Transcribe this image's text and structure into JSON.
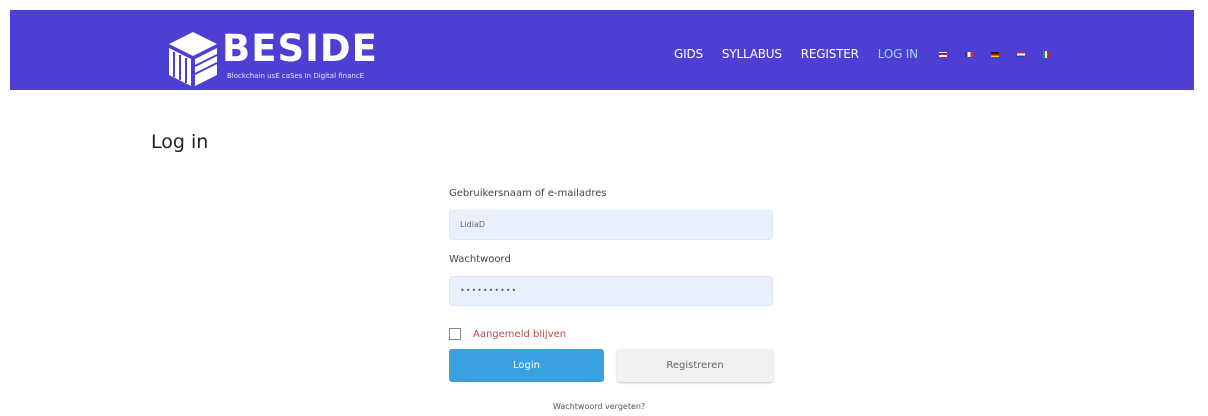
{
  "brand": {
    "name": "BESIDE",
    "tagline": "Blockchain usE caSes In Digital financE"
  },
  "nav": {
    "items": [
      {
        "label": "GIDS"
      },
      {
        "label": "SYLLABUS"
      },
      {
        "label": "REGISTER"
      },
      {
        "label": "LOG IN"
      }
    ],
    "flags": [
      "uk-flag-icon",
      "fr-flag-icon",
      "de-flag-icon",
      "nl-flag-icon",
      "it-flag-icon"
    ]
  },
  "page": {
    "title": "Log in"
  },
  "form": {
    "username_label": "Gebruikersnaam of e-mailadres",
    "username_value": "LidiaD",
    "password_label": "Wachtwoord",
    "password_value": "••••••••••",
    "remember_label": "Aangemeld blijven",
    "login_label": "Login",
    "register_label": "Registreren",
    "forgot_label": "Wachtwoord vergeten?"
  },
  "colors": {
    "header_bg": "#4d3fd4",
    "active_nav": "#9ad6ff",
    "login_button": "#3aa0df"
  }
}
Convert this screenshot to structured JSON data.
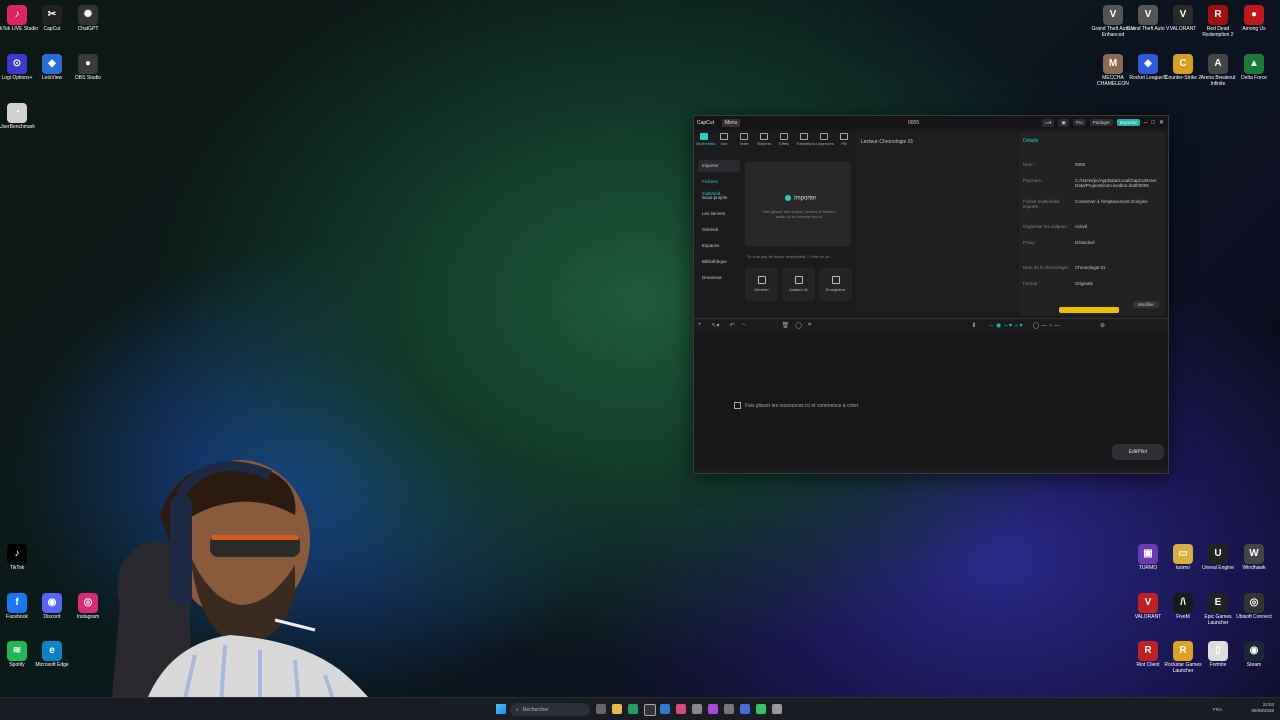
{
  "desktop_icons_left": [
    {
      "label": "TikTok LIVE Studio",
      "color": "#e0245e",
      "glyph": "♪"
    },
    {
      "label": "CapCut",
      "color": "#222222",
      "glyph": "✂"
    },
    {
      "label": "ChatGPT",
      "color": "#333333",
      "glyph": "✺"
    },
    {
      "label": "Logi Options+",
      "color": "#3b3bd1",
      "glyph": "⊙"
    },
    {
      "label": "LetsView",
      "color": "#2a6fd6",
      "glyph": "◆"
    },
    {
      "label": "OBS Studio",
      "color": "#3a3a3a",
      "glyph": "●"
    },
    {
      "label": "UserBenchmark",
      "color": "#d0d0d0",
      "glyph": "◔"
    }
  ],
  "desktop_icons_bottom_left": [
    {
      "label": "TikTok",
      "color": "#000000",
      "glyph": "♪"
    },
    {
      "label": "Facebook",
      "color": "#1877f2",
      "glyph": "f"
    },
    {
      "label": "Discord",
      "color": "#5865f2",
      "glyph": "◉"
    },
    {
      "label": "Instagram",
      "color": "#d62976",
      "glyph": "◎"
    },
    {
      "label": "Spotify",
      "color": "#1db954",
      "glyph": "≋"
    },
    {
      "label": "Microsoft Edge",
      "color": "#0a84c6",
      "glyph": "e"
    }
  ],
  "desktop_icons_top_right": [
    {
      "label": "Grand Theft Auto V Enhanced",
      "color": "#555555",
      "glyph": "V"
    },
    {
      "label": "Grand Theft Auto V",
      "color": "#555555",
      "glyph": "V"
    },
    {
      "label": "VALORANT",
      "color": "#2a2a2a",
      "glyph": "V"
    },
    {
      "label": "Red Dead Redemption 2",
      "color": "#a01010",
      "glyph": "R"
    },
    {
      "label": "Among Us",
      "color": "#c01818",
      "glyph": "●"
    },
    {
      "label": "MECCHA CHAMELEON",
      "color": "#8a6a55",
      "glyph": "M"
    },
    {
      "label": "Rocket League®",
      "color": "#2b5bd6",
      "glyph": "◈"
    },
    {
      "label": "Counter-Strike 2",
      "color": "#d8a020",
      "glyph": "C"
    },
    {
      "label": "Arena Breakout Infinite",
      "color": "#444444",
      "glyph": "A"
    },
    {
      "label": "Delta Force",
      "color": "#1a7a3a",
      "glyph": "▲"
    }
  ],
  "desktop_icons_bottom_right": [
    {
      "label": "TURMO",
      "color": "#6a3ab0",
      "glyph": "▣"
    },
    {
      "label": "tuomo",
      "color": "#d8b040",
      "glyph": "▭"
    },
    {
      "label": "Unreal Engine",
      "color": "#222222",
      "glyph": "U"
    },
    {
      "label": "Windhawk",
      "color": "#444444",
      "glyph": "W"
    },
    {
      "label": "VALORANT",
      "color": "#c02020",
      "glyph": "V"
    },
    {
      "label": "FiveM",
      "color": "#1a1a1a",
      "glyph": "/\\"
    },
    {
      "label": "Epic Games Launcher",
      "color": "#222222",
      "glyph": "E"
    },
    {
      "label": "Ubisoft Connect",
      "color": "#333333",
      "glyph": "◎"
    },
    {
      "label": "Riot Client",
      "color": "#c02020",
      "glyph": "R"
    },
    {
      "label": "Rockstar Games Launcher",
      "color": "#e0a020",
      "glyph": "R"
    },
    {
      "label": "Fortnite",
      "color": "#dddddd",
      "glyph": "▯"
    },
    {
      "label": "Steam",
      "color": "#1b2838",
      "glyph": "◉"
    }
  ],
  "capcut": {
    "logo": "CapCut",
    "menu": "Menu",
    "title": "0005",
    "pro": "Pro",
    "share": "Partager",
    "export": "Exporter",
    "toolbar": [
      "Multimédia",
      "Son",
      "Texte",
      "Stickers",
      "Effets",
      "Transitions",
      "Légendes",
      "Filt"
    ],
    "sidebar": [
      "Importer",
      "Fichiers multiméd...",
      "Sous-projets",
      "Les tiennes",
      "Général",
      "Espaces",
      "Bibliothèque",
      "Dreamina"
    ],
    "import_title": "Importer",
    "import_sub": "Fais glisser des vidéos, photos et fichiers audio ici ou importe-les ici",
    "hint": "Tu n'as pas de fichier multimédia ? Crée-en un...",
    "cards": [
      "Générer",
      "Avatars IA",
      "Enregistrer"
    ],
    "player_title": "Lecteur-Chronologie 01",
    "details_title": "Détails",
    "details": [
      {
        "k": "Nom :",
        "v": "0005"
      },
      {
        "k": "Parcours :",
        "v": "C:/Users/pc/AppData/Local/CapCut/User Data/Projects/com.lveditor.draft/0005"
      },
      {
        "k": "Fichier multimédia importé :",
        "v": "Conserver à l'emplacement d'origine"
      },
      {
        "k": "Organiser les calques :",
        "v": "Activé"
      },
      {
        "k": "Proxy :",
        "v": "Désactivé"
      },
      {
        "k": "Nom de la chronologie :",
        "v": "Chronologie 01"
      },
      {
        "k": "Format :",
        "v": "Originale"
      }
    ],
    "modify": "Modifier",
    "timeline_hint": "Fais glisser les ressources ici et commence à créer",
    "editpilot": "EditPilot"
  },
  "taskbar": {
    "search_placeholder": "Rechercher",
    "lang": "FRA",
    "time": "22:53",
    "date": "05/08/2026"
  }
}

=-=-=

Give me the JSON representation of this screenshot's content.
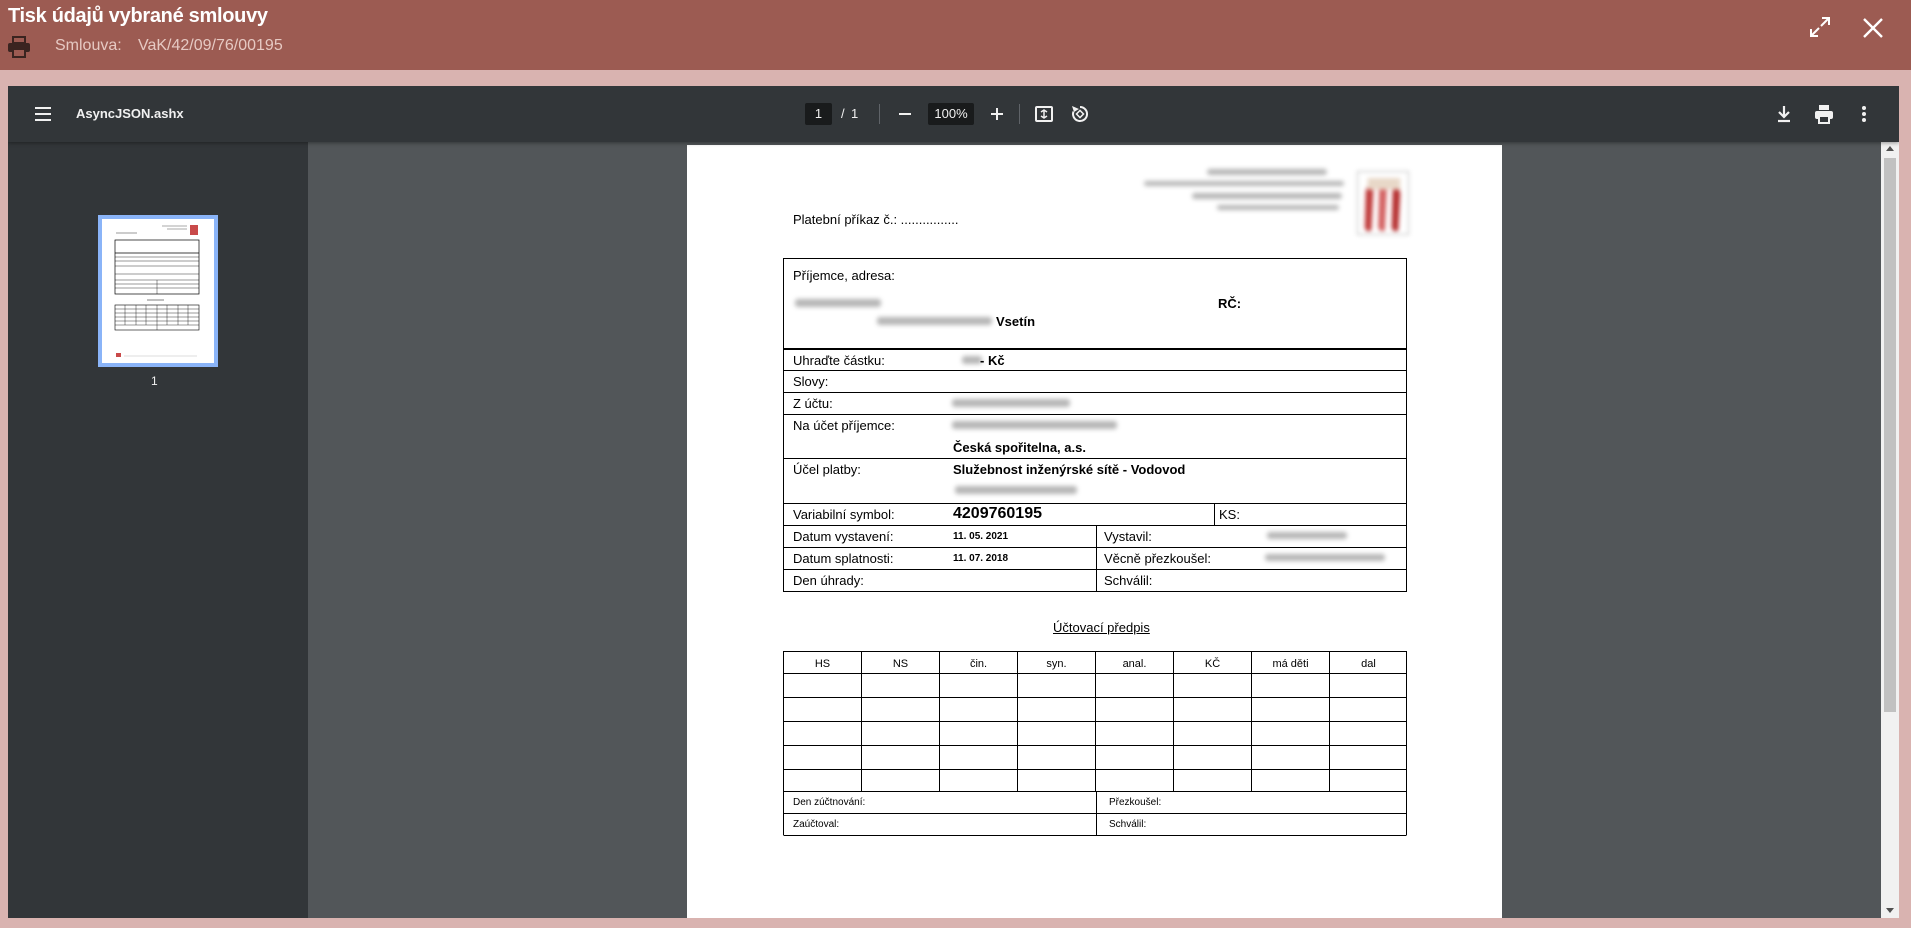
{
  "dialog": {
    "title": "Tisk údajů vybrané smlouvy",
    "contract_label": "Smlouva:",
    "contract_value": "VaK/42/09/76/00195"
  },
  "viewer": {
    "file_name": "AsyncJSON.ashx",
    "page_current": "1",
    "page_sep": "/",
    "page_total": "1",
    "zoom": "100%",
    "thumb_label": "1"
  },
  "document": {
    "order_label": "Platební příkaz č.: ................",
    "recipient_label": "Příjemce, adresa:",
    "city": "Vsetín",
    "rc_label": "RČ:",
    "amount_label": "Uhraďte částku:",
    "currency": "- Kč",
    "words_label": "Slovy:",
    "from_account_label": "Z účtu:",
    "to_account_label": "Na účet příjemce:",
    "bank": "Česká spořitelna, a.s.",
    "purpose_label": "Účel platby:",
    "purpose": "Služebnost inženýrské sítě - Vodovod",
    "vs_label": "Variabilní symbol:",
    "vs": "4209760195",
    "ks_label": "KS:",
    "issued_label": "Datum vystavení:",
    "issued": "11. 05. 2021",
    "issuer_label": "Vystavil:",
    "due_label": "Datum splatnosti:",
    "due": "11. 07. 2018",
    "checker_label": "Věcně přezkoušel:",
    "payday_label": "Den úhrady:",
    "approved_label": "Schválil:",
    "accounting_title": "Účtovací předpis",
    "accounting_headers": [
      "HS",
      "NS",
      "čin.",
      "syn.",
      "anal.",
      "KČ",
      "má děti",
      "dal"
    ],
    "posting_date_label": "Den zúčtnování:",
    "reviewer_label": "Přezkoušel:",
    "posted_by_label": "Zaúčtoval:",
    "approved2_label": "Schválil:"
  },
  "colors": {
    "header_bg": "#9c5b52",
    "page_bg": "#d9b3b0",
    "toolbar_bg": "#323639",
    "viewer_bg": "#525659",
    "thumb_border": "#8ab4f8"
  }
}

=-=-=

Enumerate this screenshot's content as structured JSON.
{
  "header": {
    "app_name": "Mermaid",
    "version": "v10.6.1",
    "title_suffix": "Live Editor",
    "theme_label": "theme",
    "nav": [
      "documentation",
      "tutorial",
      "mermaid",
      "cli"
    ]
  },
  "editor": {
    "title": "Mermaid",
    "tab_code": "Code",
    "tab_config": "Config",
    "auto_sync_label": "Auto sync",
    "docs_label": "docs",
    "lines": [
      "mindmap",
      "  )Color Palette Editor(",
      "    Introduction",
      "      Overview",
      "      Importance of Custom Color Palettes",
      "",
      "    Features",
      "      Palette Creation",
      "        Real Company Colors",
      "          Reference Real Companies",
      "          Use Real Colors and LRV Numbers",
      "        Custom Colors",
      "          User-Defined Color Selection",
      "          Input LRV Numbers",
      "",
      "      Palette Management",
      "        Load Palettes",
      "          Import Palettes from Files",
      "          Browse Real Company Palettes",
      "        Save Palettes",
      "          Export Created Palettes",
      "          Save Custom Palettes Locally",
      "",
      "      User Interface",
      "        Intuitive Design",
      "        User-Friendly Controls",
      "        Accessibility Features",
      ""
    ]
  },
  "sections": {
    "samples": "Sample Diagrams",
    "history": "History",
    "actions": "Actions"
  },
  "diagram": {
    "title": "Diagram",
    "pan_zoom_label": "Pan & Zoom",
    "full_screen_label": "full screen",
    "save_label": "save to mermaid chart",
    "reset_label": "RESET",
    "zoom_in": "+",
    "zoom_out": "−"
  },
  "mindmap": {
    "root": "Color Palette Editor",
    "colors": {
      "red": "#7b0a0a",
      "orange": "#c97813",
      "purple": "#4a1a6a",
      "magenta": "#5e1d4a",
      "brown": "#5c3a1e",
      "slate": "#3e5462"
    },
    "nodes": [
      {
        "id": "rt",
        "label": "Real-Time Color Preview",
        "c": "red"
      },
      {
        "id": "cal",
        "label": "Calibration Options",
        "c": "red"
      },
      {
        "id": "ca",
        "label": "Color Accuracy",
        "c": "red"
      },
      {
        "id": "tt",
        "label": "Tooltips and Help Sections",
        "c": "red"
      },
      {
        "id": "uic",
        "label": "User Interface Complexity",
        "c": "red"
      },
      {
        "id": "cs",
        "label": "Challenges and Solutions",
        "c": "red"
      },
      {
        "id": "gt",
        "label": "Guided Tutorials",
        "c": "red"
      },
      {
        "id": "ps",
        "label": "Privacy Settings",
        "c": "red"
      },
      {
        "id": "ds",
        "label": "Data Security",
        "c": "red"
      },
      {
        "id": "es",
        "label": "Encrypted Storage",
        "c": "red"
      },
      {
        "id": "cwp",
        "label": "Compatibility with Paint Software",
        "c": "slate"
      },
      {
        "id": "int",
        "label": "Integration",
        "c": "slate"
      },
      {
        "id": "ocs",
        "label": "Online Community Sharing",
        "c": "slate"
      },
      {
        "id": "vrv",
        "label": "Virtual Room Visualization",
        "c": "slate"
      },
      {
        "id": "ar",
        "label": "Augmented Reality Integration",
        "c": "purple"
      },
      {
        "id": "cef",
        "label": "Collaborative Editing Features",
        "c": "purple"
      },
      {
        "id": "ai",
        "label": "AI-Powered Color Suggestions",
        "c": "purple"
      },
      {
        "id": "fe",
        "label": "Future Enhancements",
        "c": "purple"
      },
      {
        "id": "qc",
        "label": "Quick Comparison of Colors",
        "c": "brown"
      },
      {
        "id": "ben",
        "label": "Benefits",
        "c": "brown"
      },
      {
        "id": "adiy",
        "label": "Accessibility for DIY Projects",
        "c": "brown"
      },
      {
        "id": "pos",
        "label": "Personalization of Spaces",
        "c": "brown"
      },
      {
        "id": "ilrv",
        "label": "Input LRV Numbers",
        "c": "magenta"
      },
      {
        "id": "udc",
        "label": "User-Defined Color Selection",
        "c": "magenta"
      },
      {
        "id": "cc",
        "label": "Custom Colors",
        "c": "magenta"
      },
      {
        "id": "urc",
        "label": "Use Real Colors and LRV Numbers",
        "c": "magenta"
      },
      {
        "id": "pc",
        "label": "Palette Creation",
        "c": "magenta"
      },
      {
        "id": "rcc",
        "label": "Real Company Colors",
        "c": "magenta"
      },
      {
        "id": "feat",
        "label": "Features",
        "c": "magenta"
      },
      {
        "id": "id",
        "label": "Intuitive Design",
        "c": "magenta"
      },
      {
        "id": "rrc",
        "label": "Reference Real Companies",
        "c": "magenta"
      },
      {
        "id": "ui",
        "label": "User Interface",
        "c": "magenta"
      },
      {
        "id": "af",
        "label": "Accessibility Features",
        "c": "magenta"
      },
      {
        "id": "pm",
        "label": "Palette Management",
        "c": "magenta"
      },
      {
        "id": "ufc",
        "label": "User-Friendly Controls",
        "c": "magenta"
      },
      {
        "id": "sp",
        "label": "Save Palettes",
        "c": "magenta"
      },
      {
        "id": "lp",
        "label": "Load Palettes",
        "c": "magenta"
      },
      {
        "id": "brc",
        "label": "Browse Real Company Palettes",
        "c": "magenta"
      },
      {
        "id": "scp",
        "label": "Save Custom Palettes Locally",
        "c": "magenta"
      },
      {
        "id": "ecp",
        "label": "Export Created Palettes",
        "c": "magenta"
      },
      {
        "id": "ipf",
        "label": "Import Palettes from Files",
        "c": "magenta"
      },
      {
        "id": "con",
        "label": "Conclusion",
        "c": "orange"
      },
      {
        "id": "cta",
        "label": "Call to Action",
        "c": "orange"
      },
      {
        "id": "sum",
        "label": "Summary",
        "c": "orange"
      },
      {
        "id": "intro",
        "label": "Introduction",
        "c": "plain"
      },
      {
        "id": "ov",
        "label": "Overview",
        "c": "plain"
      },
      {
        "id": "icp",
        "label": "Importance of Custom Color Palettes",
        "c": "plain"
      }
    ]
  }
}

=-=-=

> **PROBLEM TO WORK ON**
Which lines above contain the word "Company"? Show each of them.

> **OUTPUT FOR THIS EXERCISE**
      "        Real Company Colors",
      "          Browse Real Company Palettes",
        "label": "Real Company Colors",
        "label": "Browse Real Company Palettes",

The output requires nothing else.